Stacking Solid Building Blocks
At Dell, Huey has invested in the company’s diversity potential by sharing his wealth of knowledge and perspectives with developing leaders of different backgrounds. He is active in Dell’s Latino Connections employee resource group (ERG) and a member of the monthly Mentors Circle, a group designed specifically for emerging young Latino executives at the company. This is a safe forum for emerging leaders to discuss career development and safely share their visions for where they want to be in the future. Huey stresses the need for rising talent to have a clear direction in mind, as this first solid building block will ensure that they are setting themselves up to win in their professional journeys. In fact, there is a whole corporate infrastructure to support and grow Dell’s future diverse leadership. “Everything, from the emerging leader tracks, to the amazing celebrations of cultural heritage months, to the regular board meetings where we talk about everything impacting the Latino community, in and outside the company,” Huey said, “I am proud to say, all are well organized and very well subscribed.”
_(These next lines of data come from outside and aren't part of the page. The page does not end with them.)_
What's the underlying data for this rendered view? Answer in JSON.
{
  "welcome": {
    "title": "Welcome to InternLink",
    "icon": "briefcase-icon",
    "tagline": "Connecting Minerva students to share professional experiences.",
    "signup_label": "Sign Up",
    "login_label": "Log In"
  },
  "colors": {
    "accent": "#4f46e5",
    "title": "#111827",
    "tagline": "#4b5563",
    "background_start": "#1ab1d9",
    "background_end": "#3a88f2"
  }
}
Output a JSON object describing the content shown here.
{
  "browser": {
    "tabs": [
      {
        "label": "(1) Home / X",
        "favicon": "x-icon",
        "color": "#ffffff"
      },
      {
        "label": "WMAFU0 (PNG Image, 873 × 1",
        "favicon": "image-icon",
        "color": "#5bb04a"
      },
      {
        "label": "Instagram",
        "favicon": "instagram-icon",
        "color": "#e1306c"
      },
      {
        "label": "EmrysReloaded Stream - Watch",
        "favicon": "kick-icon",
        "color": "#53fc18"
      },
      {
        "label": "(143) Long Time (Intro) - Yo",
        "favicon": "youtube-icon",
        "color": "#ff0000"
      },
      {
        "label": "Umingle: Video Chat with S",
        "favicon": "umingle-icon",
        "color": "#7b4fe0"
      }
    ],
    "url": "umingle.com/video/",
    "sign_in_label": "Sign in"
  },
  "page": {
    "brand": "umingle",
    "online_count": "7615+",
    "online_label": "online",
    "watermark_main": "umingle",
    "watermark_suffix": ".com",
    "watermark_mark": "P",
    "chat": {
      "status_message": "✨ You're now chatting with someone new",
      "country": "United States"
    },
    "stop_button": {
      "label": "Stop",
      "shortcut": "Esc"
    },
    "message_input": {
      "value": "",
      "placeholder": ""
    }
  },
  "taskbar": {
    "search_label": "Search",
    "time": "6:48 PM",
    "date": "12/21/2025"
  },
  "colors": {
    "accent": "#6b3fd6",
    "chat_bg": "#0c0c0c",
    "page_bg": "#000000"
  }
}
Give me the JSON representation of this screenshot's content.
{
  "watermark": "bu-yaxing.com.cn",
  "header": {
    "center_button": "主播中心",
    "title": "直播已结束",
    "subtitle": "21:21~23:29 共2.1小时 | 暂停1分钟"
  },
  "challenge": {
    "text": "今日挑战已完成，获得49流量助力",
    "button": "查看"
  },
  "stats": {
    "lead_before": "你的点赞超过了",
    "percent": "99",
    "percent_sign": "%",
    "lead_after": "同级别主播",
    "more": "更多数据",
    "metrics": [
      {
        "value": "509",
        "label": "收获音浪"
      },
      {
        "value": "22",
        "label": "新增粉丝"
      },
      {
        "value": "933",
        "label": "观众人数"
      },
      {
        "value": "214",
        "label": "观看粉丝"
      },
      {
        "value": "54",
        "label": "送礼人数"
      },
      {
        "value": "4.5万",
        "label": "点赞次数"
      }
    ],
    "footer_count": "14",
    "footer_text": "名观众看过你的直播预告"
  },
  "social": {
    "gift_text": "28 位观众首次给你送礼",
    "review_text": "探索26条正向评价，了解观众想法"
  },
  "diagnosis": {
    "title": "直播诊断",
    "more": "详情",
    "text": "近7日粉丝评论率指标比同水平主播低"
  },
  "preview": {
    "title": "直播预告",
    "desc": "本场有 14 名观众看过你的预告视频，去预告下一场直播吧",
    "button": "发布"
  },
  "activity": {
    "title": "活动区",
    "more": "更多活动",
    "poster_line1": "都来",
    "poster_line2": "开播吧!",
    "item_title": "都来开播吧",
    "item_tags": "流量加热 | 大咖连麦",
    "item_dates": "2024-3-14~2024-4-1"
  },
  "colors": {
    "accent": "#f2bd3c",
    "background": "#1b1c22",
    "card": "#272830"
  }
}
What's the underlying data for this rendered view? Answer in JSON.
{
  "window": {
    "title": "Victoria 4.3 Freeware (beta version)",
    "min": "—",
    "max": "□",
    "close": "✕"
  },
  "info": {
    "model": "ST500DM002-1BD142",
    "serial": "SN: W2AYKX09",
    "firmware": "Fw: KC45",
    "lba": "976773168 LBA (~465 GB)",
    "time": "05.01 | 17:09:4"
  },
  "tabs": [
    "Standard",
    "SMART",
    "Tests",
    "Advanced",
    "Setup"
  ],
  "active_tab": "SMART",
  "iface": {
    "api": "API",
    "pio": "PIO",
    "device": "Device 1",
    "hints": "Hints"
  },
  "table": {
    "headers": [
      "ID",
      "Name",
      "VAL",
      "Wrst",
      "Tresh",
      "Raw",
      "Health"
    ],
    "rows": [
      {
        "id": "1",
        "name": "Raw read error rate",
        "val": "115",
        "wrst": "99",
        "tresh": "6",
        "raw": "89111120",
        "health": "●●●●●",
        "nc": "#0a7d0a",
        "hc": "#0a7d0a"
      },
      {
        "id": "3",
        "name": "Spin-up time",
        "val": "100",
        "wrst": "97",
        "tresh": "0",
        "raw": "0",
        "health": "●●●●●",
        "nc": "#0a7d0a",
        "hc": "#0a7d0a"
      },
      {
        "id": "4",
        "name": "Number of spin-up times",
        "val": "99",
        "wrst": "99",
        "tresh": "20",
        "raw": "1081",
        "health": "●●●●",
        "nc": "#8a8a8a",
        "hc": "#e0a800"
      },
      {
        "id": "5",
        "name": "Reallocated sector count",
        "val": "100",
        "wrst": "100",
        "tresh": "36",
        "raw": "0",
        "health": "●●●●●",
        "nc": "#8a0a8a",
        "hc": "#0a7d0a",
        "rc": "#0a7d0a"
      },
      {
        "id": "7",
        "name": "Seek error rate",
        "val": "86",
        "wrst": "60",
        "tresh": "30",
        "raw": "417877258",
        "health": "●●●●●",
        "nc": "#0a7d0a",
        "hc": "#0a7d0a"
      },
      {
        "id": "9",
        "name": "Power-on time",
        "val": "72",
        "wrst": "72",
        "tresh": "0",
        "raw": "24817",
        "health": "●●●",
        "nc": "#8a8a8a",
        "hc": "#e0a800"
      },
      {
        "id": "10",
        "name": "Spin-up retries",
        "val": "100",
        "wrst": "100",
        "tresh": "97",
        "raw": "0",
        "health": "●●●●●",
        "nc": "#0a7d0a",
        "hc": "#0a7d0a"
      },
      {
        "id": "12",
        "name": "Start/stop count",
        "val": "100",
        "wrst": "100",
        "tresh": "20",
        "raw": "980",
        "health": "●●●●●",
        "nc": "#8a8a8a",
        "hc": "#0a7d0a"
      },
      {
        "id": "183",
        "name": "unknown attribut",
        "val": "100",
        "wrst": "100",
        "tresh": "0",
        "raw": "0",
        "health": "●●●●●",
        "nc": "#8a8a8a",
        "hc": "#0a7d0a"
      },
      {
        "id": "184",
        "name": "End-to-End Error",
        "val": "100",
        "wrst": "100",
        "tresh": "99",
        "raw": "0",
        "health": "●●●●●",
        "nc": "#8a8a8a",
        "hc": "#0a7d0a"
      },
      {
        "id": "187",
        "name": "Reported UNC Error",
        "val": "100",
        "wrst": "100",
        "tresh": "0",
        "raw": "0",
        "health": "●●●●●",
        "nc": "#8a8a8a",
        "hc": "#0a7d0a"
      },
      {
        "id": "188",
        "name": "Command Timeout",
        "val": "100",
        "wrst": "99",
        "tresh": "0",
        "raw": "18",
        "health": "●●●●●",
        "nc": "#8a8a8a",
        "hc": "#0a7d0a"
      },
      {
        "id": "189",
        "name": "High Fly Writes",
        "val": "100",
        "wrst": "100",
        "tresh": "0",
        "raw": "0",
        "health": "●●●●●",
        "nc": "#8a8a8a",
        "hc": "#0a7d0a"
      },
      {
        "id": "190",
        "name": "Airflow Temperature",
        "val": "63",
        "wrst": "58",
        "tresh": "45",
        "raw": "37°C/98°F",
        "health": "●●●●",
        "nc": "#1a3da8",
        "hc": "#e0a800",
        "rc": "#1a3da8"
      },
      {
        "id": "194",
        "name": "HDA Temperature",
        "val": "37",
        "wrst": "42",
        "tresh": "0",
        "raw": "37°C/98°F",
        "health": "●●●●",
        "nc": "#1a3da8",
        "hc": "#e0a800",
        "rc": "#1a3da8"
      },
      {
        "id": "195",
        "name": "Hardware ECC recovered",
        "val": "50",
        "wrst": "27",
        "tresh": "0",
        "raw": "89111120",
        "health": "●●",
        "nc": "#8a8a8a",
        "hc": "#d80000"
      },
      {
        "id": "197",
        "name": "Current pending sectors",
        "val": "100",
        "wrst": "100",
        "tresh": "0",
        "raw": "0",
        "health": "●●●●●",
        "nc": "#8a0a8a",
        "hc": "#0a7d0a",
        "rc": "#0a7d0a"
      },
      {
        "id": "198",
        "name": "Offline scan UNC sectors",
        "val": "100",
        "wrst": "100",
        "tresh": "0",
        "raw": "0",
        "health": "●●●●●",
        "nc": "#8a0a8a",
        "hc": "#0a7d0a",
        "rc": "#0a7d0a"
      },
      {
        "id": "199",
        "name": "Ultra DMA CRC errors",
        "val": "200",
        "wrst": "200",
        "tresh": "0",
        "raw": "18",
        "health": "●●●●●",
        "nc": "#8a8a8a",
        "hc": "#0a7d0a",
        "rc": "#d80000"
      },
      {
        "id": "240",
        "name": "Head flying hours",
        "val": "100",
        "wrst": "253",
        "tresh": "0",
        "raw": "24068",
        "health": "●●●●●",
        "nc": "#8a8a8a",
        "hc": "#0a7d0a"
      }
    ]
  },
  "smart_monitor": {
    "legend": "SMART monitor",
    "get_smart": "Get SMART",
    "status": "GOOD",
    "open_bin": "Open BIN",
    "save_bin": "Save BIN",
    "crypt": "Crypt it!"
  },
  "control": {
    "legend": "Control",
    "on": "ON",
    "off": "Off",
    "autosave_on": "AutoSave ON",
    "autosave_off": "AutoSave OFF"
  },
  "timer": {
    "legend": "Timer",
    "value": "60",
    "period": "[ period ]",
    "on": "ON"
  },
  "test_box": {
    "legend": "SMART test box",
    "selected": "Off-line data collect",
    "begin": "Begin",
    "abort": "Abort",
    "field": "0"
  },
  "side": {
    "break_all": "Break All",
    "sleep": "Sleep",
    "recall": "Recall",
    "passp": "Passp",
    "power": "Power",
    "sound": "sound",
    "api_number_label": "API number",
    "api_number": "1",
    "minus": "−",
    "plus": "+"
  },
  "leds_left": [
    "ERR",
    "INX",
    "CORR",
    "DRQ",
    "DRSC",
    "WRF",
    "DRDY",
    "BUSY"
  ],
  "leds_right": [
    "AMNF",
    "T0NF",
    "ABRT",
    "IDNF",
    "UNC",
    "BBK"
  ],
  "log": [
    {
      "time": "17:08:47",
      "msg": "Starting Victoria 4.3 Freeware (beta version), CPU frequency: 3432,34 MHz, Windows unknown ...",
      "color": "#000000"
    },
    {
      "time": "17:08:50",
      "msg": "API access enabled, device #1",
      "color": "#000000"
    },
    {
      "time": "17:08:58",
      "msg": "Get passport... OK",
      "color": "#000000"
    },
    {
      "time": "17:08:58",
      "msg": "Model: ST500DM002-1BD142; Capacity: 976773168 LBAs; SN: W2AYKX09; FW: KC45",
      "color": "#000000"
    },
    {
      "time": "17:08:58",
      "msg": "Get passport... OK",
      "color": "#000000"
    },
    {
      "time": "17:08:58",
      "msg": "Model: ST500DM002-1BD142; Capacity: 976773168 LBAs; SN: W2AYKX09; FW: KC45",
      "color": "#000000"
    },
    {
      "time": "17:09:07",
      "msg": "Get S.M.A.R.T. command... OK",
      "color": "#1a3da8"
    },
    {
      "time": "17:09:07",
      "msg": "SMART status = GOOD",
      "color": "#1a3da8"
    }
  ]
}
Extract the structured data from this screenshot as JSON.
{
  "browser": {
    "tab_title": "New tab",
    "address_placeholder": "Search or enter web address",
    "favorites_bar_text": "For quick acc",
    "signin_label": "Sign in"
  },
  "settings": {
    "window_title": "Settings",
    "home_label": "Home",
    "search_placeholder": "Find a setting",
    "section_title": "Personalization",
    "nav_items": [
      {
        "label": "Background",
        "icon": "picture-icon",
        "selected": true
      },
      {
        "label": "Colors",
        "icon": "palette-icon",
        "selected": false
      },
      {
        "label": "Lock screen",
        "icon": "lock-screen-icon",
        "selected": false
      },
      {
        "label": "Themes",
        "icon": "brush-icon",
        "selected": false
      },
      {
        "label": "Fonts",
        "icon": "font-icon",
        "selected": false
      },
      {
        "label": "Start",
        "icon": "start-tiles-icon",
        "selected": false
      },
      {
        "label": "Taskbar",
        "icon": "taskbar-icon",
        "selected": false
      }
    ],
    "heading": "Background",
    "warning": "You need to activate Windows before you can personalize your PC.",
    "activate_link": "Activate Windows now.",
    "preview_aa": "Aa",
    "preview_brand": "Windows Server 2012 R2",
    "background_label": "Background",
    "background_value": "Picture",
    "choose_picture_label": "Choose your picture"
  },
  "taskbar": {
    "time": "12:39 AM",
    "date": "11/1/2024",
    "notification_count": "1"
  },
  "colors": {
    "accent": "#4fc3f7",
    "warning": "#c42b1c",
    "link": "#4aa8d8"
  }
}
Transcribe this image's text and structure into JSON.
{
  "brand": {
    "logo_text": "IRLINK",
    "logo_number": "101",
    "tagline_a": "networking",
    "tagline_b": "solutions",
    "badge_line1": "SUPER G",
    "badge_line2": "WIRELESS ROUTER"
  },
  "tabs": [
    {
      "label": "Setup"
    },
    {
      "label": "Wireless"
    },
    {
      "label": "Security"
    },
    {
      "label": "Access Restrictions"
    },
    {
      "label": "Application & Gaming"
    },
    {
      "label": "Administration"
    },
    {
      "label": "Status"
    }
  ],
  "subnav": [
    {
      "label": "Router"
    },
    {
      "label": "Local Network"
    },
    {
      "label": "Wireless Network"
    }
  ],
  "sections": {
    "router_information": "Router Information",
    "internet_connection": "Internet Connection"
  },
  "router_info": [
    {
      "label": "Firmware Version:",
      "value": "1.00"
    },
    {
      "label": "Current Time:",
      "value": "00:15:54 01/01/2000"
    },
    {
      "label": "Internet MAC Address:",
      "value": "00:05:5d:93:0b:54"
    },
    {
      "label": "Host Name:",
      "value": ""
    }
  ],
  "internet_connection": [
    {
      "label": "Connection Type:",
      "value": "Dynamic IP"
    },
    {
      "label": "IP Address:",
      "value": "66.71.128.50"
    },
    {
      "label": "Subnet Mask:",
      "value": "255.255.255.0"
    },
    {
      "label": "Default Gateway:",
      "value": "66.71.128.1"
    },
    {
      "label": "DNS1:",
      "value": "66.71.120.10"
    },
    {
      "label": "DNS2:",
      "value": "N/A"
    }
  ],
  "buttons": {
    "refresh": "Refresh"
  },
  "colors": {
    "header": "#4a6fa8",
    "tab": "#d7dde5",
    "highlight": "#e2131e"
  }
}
A lot of what Huey shares, discusses, and mentors others on, he learned at the HACR CEF. That is why he is always looking for young talent to nominate for HACR’s Young Hispanic Corporate Achievers™ program (YHCA) or encouraging other executives to join as fellow HACR CEF participants. “HACR has an active role in a lot of what we do with our ERG,” Huey says. “We want to be sure our agenda matches HACR’s values and objectives by focusing on executive development and ensuring others are aware of these opportunities.”
Vision & Collective Leadership
“Winning through diversity” philosophy and culture of inclusion comes from the very top of its corporate structure, starting with CEO Michael Dell and his executive team. We have a make-it-happen philosophy at our company and it applies to what we consider our shared culture.”
At Dell, the shared culture is about driving, building and acquiring talent in an inclusive environment. From the talent identification to the development and retention of that talent, “It’s all part of the professional curriculum,” Huey said.However, Randy believes that having a world class ERG, a strong vision, and leadership is not enough to create more opportunities to grow the Hispanic talent pipeline. He thinks that leading global companies should embrace a collective and more systematic approach to directly connect with other companies that share the philosophy of developing Hispanic talent. Huey envisions a system where companies share agendas and ideas. “This could increase the possibility of identifying and developing talent.” He even suggests breaking this concept down further into “regional collective councils”. For example, if companies wanted to stitch something together in the Austin community, where companies are already on board with this philosophy, the regional collective councils could serve as a vehicle for companies to create thought partnerships and share best practices. “These councils could be regional repositories where we talk about community and people development,” he said, “a place where we can talk about the direct relationship between inclusion efforts and our corporate achievements.”